■ **Work to be completed**:
Read the material below and count the lines holding the string "video". Give that count with nothing added.

· · · ·

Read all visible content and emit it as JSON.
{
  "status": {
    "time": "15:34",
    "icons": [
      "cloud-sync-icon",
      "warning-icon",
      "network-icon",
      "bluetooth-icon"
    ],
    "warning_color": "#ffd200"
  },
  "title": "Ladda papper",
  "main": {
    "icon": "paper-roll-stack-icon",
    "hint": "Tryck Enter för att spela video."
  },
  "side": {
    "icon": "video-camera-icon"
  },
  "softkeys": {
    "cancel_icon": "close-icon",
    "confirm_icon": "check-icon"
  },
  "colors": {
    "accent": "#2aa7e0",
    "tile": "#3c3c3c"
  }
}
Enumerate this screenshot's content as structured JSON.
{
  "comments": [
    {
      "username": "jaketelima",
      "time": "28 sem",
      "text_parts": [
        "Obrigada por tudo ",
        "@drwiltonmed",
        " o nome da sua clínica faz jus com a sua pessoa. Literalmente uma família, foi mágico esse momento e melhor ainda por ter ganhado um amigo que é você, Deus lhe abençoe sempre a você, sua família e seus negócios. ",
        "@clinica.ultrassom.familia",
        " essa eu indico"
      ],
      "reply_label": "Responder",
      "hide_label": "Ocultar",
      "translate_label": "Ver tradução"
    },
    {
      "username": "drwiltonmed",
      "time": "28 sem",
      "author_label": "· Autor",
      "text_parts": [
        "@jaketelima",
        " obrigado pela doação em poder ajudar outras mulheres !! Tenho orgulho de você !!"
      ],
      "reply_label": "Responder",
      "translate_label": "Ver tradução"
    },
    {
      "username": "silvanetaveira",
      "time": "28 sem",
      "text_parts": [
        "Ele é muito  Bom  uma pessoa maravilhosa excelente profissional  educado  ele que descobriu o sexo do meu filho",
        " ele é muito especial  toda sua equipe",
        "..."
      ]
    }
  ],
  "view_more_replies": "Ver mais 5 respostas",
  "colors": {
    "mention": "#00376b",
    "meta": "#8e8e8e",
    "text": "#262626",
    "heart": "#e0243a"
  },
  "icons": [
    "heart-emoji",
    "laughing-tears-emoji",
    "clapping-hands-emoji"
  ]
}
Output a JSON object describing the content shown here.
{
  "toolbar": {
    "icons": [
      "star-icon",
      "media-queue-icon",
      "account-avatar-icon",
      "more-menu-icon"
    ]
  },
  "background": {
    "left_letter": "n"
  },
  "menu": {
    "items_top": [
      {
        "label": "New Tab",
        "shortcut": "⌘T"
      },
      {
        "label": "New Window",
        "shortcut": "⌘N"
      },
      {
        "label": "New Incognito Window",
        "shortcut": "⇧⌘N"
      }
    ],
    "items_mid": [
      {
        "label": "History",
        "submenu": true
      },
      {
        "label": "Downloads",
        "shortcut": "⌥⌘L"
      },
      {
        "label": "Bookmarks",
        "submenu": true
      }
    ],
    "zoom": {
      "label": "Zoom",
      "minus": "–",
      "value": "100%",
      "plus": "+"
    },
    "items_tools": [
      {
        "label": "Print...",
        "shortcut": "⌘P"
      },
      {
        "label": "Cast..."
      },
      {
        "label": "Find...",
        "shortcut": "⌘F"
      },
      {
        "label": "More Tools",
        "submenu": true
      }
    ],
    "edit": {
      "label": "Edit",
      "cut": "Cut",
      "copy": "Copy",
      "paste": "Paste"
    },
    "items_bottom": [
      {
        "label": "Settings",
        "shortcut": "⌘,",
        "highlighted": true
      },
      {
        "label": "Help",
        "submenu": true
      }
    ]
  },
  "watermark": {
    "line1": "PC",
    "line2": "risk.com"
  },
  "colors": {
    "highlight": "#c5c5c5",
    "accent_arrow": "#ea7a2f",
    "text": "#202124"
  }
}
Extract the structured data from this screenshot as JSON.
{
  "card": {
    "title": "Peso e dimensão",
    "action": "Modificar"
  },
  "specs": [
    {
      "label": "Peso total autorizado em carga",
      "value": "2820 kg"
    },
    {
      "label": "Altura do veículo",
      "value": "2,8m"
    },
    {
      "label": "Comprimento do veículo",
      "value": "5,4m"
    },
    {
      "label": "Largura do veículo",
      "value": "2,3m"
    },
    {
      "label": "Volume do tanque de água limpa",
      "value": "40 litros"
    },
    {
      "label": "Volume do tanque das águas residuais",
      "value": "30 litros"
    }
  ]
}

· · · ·

■ **Answer box**:
2